D: Are you hoping to get more expert opinions on the show in the future?

SB: I’m not trying to be the kind of show that picks a topic and gets one personal story and than an expert. That whole idea of always having to have an expert on something is getting journalistically tired. There’s something refreshing about people’s personal experiences and stories.

D: I remember you used to have a lot of call-ins and give-aways of things like baked goods on your old radio show. Do you miss that interactive element of live broadcast radio?

SB: I do miss it. I have phone interviews now and they get to be chopped up and produced and I feel like I can do a little more with them now, but I miss the spontaneity of it. I miss that a lot; and Rick!

D: Rick?

SB: Yeah, he was a repeat caller that lived in a shack near Port Angeles, which could somehow miraculously receive the signal from Victoria.

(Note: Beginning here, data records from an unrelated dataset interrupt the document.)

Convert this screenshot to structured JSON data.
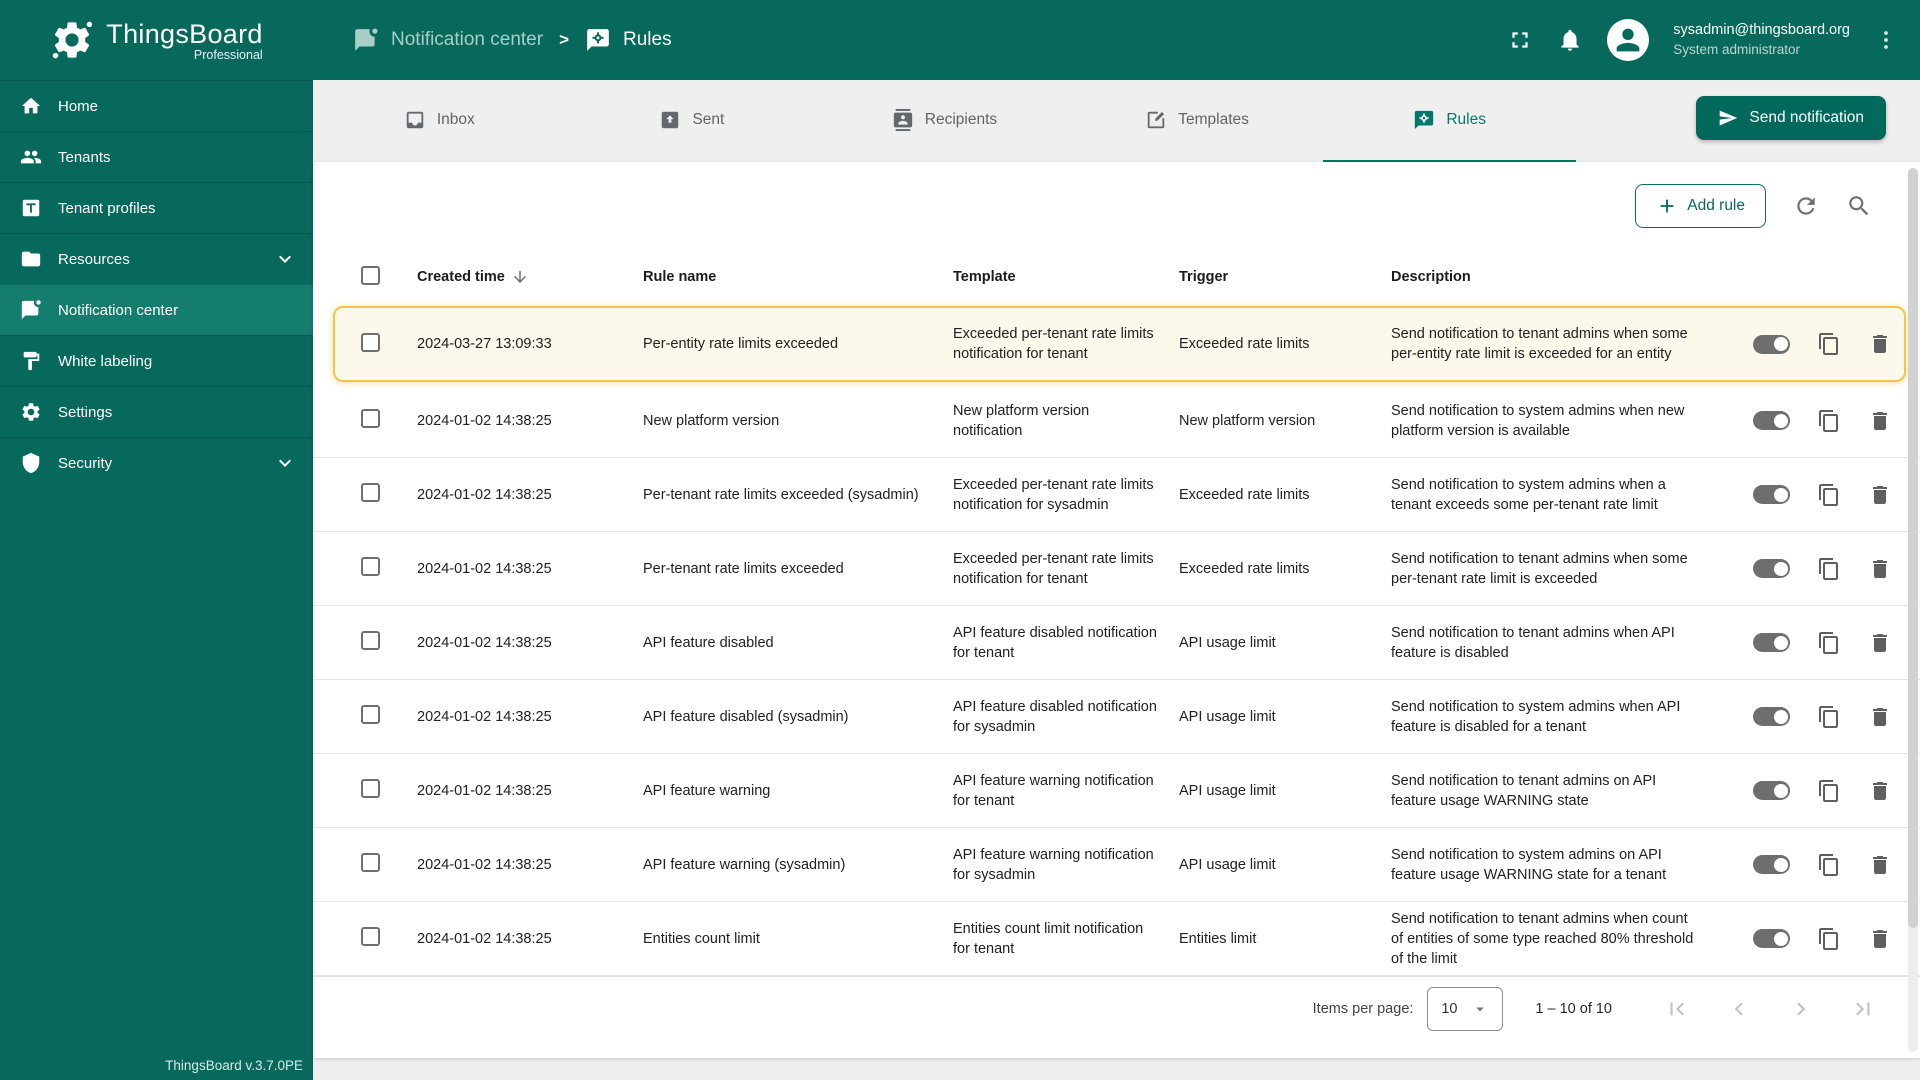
{
  "app": {
    "brand": "ThingsBoard",
    "brand_sub": "Professional",
    "version": "ThingsBoard v.3.7.0PE"
  },
  "colors": {
    "primary": "#07685C",
    "sidebar_active_bg": "#157D6D",
    "accent": "#00796B",
    "highlight_border": "#F3C44D",
    "page_bg": "#EFEFEF"
  },
  "header": {
    "separator": ">",
    "breadcrumb": [
      {
        "label": "Notification center",
        "icon": "notification"
      },
      {
        "label": "Rules",
        "icon": "rules"
      }
    ],
    "user": {
      "email": "sysadmin@thingsboard.org",
      "role": "System administrator"
    }
  },
  "sidebar": {
    "items": [
      {
        "label": "Home",
        "icon": "home",
        "active": false,
        "expandable": false
      },
      {
        "label": "Tenants",
        "icon": "tenants",
        "active": false,
        "expandable": false
      },
      {
        "label": "Tenant profiles",
        "icon": "tenant-profiles",
        "active": false,
        "expandable": false
      },
      {
        "label": "Resources",
        "icon": "folder",
        "active": false,
        "expandable": true
      },
      {
        "label": "Notification center",
        "icon": "notification",
        "active": true,
        "expandable": false
      },
      {
        "label": "White labeling",
        "icon": "white-labeling",
        "active": false,
        "expandable": false
      },
      {
        "label": "Settings",
        "icon": "settings",
        "active": false,
        "expandable": false
      },
      {
        "label": "Security",
        "icon": "security",
        "active": false,
        "expandable": true
      }
    ]
  },
  "tabs": {
    "items": [
      {
        "label": "Inbox",
        "icon": "inbox",
        "active": false
      },
      {
        "label": "Sent",
        "icon": "sent",
        "active": false
      },
      {
        "label": "Recipients",
        "icon": "recipients",
        "active": false
      },
      {
        "label": "Templates",
        "icon": "templates",
        "active": false
      },
      {
        "label": "Rules",
        "icon": "rules",
        "active": true
      }
    ]
  },
  "toolbar": {
    "send_notification_label": "Send notification",
    "add_rule_label": "Add rule"
  },
  "table": {
    "columns": {
      "created": "Created time",
      "name": "Rule name",
      "template": "Template",
      "trigger": "Trigger",
      "description": "Description"
    },
    "sort": {
      "column": "created",
      "direction": "desc"
    },
    "rows": [
      {
        "created": "2024-03-27 13:09:33",
        "name": "Per-entity rate limits exceeded",
        "template": "Exceeded per-tenant rate limits notification for tenant",
        "trigger": "Exceeded rate limits",
        "description": "Send notification to tenant admins when some per-entity rate limit is exceeded for an entity",
        "enabled": true,
        "highlighted": true
      },
      {
        "created": "2024-01-02 14:38:25",
        "name": "New platform version",
        "template": "New platform version notification",
        "trigger": "New platform version",
        "description": "Send notification to system admins when new platform version is available",
        "enabled": true,
        "highlighted": false
      },
      {
        "created": "2024-01-02 14:38:25",
        "name": "Per-tenant rate limits exceeded (sysadmin)",
        "template": "Exceeded per-tenant rate limits notification for sysadmin",
        "trigger": "Exceeded rate limits",
        "description": "Send notification to system admins when a tenant exceeds some per-tenant rate limit",
        "enabled": true,
        "highlighted": false
      },
      {
        "created": "2024-01-02 14:38:25",
        "name": "Per-tenant rate limits exceeded",
        "template": "Exceeded per-tenant rate limits notification for tenant",
        "trigger": "Exceeded rate limits",
        "description": "Send notification to tenant admins when some per-tenant rate limit is exceeded",
        "enabled": true,
        "highlighted": false
      },
      {
        "created": "2024-01-02 14:38:25",
        "name": "API feature disabled",
        "template": "API feature disabled notification for tenant",
        "trigger": "API usage limit",
        "description": "Send notification to tenant admins when API feature is disabled",
        "enabled": true,
        "highlighted": false
      },
      {
        "created": "2024-01-02 14:38:25",
        "name": "API feature disabled (sysadmin)",
        "template": "API feature disabled notification for sysadmin",
        "trigger": "API usage limit",
        "description": "Send notification to system admins when API feature is disabled for a tenant",
        "enabled": true,
        "highlighted": false
      },
      {
        "created": "2024-01-02 14:38:25",
        "name": "API feature warning",
        "template": "API feature warning notification for tenant",
        "trigger": "API usage limit",
        "description": "Send notification to tenant admins on API feature usage WARNING state",
        "enabled": true,
        "highlighted": false
      },
      {
        "created": "2024-01-02 14:38:25",
        "name": "API feature warning (sysadmin)",
        "template": "API feature warning notification for sysadmin",
        "trigger": "API usage limit",
        "description": "Send notification to system admins on API feature usage WARNING state for a tenant",
        "enabled": true,
        "highlighted": false
      },
      {
        "created": "2024-01-02 14:38:25",
        "name": "Entities count limit",
        "template": "Entities count limit notification for tenant",
        "trigger": "Entities limit",
        "description": "Send notification to tenant admins when count of entities of some type reached 80% threshold of the limit",
        "enabled": true,
        "highlighted": false
      }
    ]
  },
  "pagination": {
    "items_per_page_label": "Items per page:",
    "items_per_page_value": "10",
    "range_label": "1 – 10 of 10"
  }
}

He would call in totally drunk every show. If he called earlier in the night he would be somewhat coherent, but later in the night totally incoherent. As much as Rick disturbed me, I miss the spontaneity of having him and having his feedback!

D: Do you manage to keep in touch with anyone from Victoria?

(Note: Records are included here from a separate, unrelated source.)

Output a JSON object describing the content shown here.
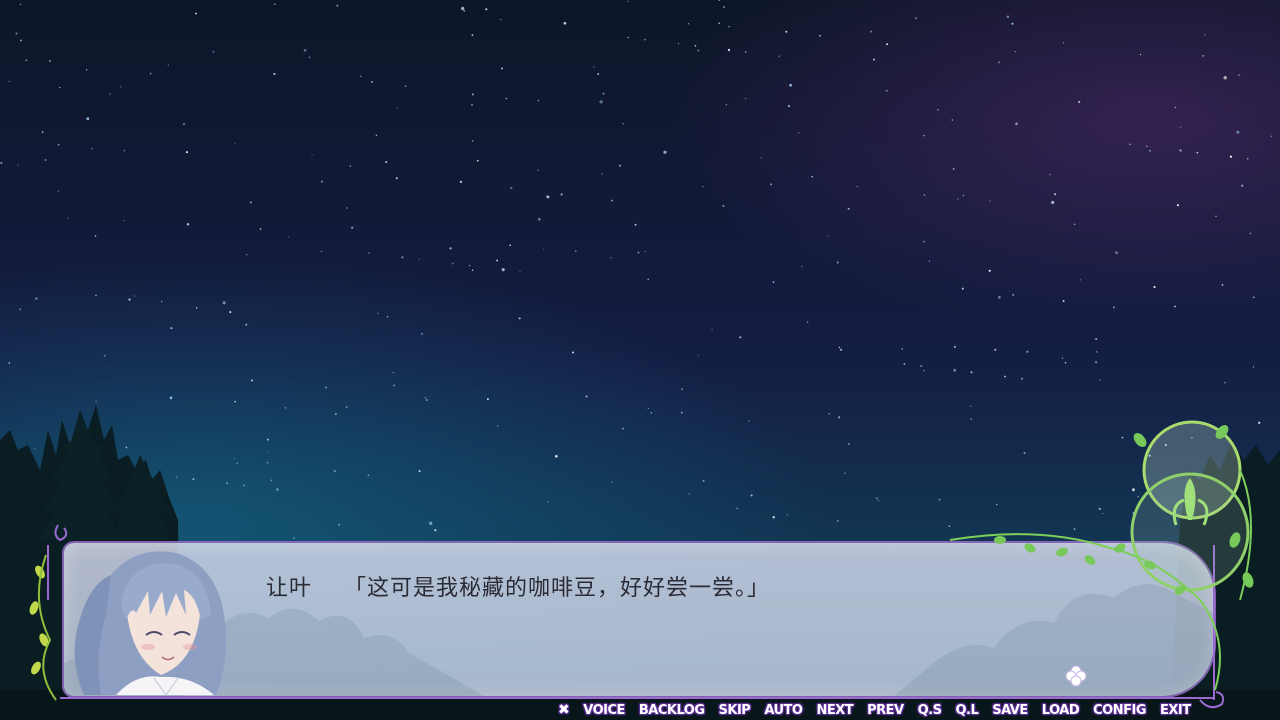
{
  "dialogue": {
    "speaker": "让叶",
    "text": "「这可是我秘藏的咖啡豆，好好尝一尝。」"
  },
  "menu": {
    "close_glyph": "✖",
    "items": [
      "VOICE",
      "BACKLOG",
      "SKIP",
      "AUTO",
      "NEXT",
      "PREV",
      "Q.S",
      "Q.L",
      "SAVE",
      "LOAD",
      "CONFIG",
      "EXIT"
    ]
  },
  "icons": {
    "clover": "clover-icon",
    "close": "close-icon"
  },
  "colors": {
    "menu_text": "#ffffff",
    "menu_outline": "#6a3aa8",
    "frame_accent": "#9a6ad0",
    "dialogue_text": "#2b2b36"
  }
}
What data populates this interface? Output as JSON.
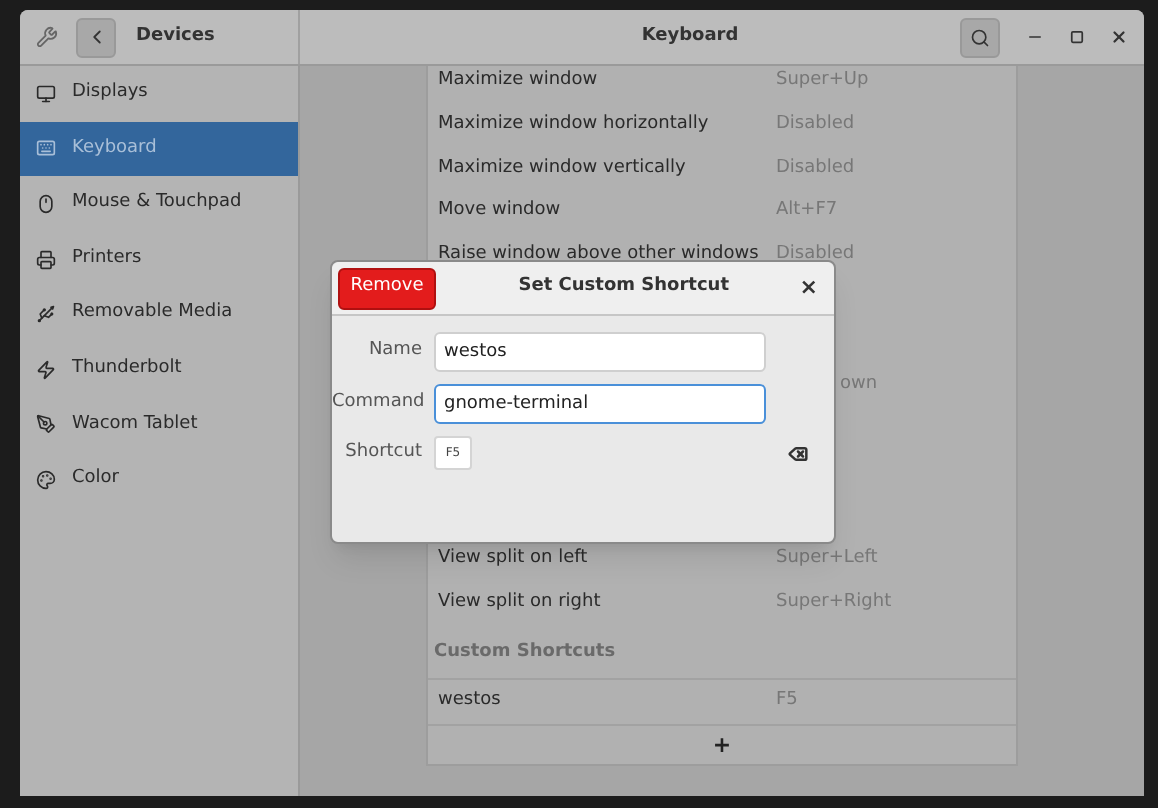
{
  "header": {
    "sidebar_title": "Devices",
    "title": "Keyboard"
  },
  "sidebar": {
    "items": [
      {
        "label": "Displays",
        "selected": false
      },
      {
        "label": "Keyboard",
        "selected": true
      },
      {
        "label": "Mouse & Touchpad",
        "selected": false
      },
      {
        "label": "Printers",
        "selected": false
      },
      {
        "label": "Removable Media",
        "selected": false
      },
      {
        "label": "Thunderbolt",
        "selected": false
      },
      {
        "label": "Wacom Tablet",
        "selected": false
      },
      {
        "label": "Color",
        "selected": false
      }
    ]
  },
  "shortcuts": {
    "rows_above": [
      {
        "label": "Maximize window",
        "value": "Super+Up"
      },
      {
        "label": "Maximize window horizontally",
        "value": "Disabled"
      },
      {
        "label": "Maximize window vertically",
        "value": "Disabled"
      },
      {
        "label": "Move window",
        "value": "Alt+F7"
      },
      {
        "label": "Raise window above other windows",
        "value": "Disabled"
      }
    ],
    "covered_value": "own",
    "rows_below": [
      {
        "label": "View split on left",
        "value": "Super+Left"
      },
      {
        "label": "View split on right",
        "value": "Super+Right"
      }
    ],
    "custom_title": "Custom Shortcuts",
    "custom_rows": [
      {
        "label": "westos",
        "value": "F5"
      }
    ],
    "add_label": "+"
  },
  "dialog": {
    "remove": "Remove",
    "title": "Set Custom Shortcut",
    "close": "×",
    "fields": [
      {
        "label": "Name",
        "value": "westos",
        "focused": false
      },
      {
        "label": "Command",
        "value": "gnome-terminal",
        "focused": true
      }
    ],
    "shortcut_label": "Shortcut",
    "shortcut_key": "F5"
  }
}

SB: Yeah, people like Emerson, who used to call into my show in Victoria when he was driving cabs around at night, and now he’s taking part in it.

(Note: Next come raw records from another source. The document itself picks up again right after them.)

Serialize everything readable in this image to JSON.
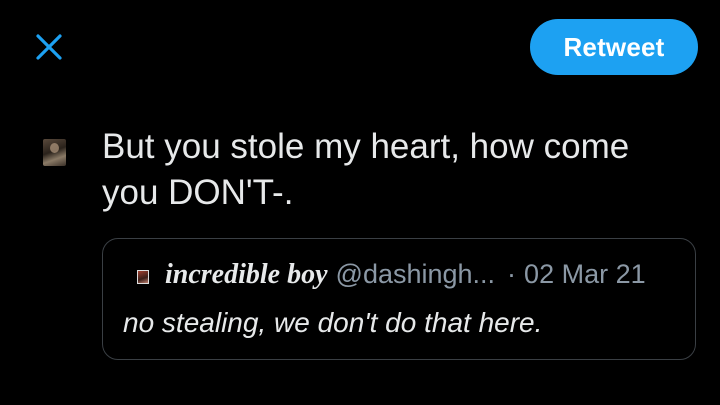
{
  "header": {
    "close_icon": "close-icon",
    "retweet_label": "Retweet"
  },
  "compose": {
    "text": "But you stole my heart, how come\nyou DON'T-."
  },
  "quote": {
    "display_name": "incredible boy",
    "handle": "@dashingh...",
    "separator": "·",
    "date": "02 Mar 21",
    "text": "no stealing, we don't do that here."
  },
  "colors": {
    "background": "#000000",
    "accent": "#1da1f2",
    "text": "#e7e9ea",
    "muted": "#8b98a5",
    "border": "#3a3f44"
  }
}
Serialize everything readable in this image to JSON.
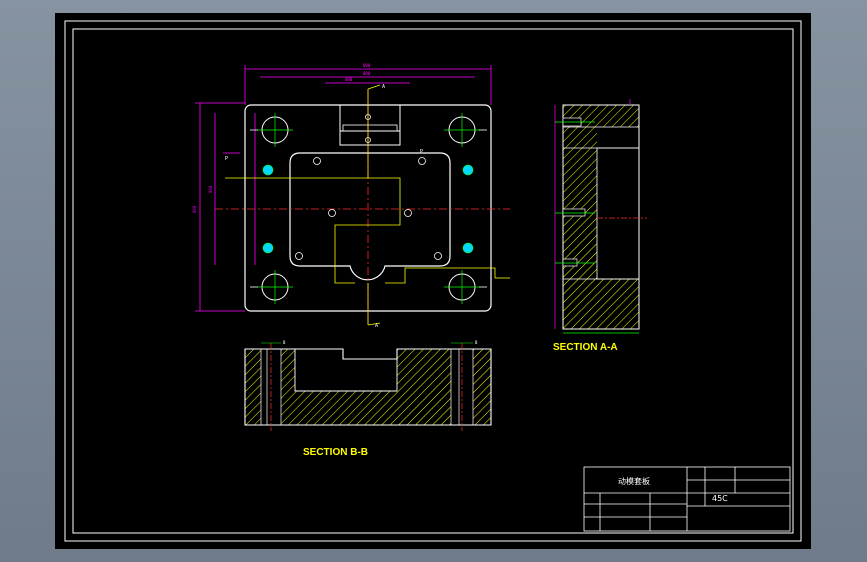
{
  "drawing": {
    "section_a_label": "SECTION A-A",
    "section_b_label": "SECTION B-B",
    "marker_a_top": "A",
    "marker_a_bottom": "A",
    "marker_b_left": "B",
    "marker_b_right": "B",
    "hole_label": "P",
    "colors": {
      "outline": "#ffffff",
      "dimension": "#ff00ff",
      "centerline": "#ff2a2a",
      "section_line": "#ffff00",
      "hatch": "#ffff00",
      "green": "#00ff00",
      "cyan": "#00d8ff"
    }
  },
  "title_block": {
    "part_name": "动模套板",
    "material_value": "45C"
  }
}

D: Do you have any plans to go back to radio?

SB: Broadcast radio for the kind of show I want to do right now would be really difficult. A radio show would have to be weekly, and I don’t have time to produce the kind of quality show I’d want to, weekly, by myself. The amount of work that goes into a spoken word show is totally ridiculous. Every minute of the program has probably an hour of work associated with it. I record all the music for the show too, usually last minute!

D: So you’re not playing any bands?

SB: There’s one show, the bear story show, where I play a twenty-second clip of an old blues song. I’ve had friends let me record them.

D: Is that for copyright and royalty reasons?

SB: I want to keep it local. There are so many great musicians and great things going on in Vancouver it would be a shame to play music from outside that scene, and I do want to make sure it’s legit. Mostly I just want it to have that “home done” feel to it.

D: Speaking of home done, you introduce some of the guests on your Fermenters show as “post-hippie d.i.y. punks.” What do you mean by that term?

SB: People have rejected the term “hippie” a little bit lately, and some of the visible culture that goes with it. There’s discomfort with the word but people still carry a lot of that culture with them, so I call it “post-hippie” to take the surface veneer off of it. d.i.y. punk is a self-described term used by some of the people on the show. d.i.y. is tied in a lot with punk.

D: How many people do you think listen to <>Life After Radio?

SB: I’ve got analytics on my site, and about 200 listen that way. But that’s not taking into account those that subscribe directly through iTunes or listen with other people. I’m linked to by a lot of sites

D: I noticed a donation button on your website. Have you been successful in generating a bit of income from the show?

SB: Initially when I first put up the button I had a bit more of a push for it. I get enough to pay my web developer, Graeme Worthy, and artist Aili Meutzner. It was great to know that some people could and would support the show.

D: So Sarah, last question: Is there life after radio?

SB: Well that’s kind of up to the listeners, isn’t it? So far it feels like there is.